Want better color in your images? Then ColorWheel is the tool for you. Sophisticated and dynamic, while beautifully simple to use, it provides maximum control and brilliant results.

Because ColorWheel is part of DxO PhotoLab 6’s seamless RAW workflow, any changes you make to hue, tone, and saturation are of a much higher quality than when editing lossy JPEGs. Put simply, there’s more data in a RAW file to work with, so changes can be made with greater strength and fewer artifacts such as fringing or loss of detail.

Here’s how it works.

ColorWheel shows exactly which hues are selected and how they’re being edited, too.

Easy to see means easy to use

One of ColorWheel’s greatest assets is how visual a tool it is. Unlike other RAW processing software, the colors you choose are clearly highlighted on the wheel, so you can see exactly what you’re editing. Changes appear live on the image, too, so editing is always precise.

Choose colors with a single click

To select a color range, click on one of the eight color channels. Alternatively, pick the Eyedropper tool and click directly on the image to choose.

You can then rotate the outer edge of the wheel, making subtle adjustments to shift the selected hues, or dramatic changes to completely transform the palette of your photo.

Quick, accurate refinements

If the affected area isn’t quite working, each of the channels can be refined using the inner wheel. This allows you to add or remove hues to the range you want to edit, making adjustments more precise.

This kingfisher looks a little different as some of its aqua tones have been shifted towards green.

To capture more of the blues, adjustments are made by dragging the inner wheel to incorporate more colors.

How to use the Saturation, Luminance, and Uniformity controls

As well as shifting the hues of selected colors, you can change their Saturation (how vivid they are), and Luminance (how bright they are) using the sliders beneath the ColorWheel.

Remember, when the white / global channel is selected, you’ll only have access to the Saturation slider.

The third slider — Uniformity — is something different.

Slide it to the right to increase the Uniformity and the selected colors will have their hues pushed closer together, making adjustments more uniform. Slide it to the left to decrease Uniformity and the selected hues are pushed further apart, so adjustments are more varied.

Sliding the Uniformity slider to the left will push your selected colors further apart, introducing more individual hues. This can be useful when you want to ensure that all the contrasting shades that you felt present when taking the photo are clear to see.

This frog has more shades of green — bringing out more of the yellow tones present — when the uniformity of the green channel is reduced to -70:

However, those greens look homogeneous when the uniformity is increased to +70.

Increasing uniformity is perfect for situations where certain hues in your image need a more consistent or homogenous feel, making them less distracting or disorganized. It can therefore make a landscape seem more peaceful, or skin tones less blemished.

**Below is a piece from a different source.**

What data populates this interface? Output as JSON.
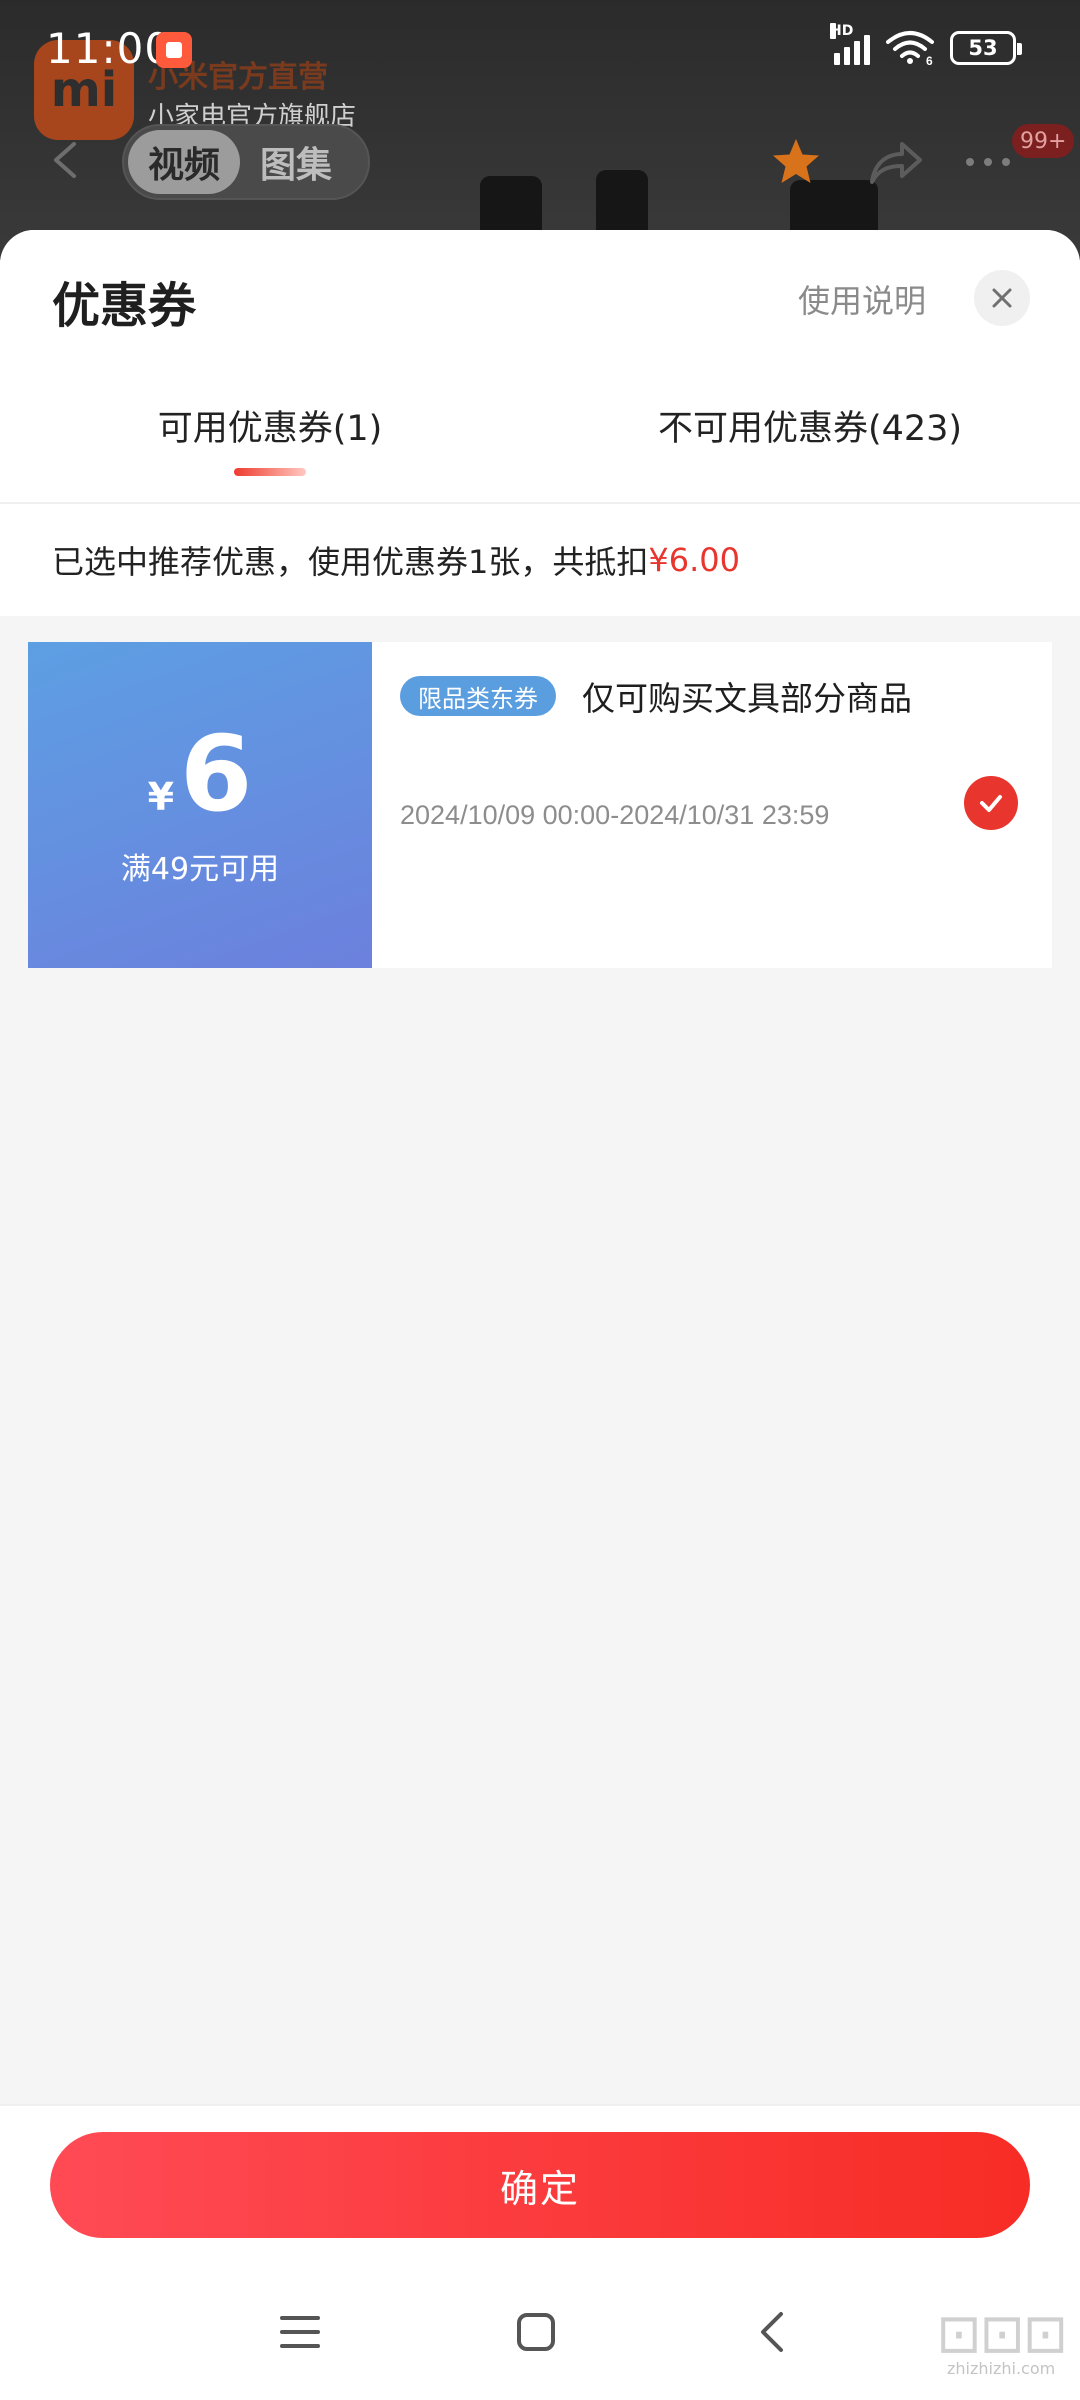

For our frog, it increases the intensity as a lot of the yellow in the image becomes green.

Control every color

DxO PhotoLab’s ColorWheel is both powerful and intuitive, giving multiple tools in one, all with instant feedback and an interface that makes manipulating color easier than ever before.

DxO PhotoLab 6

The most advanced, end-to-end, RAW photo editing software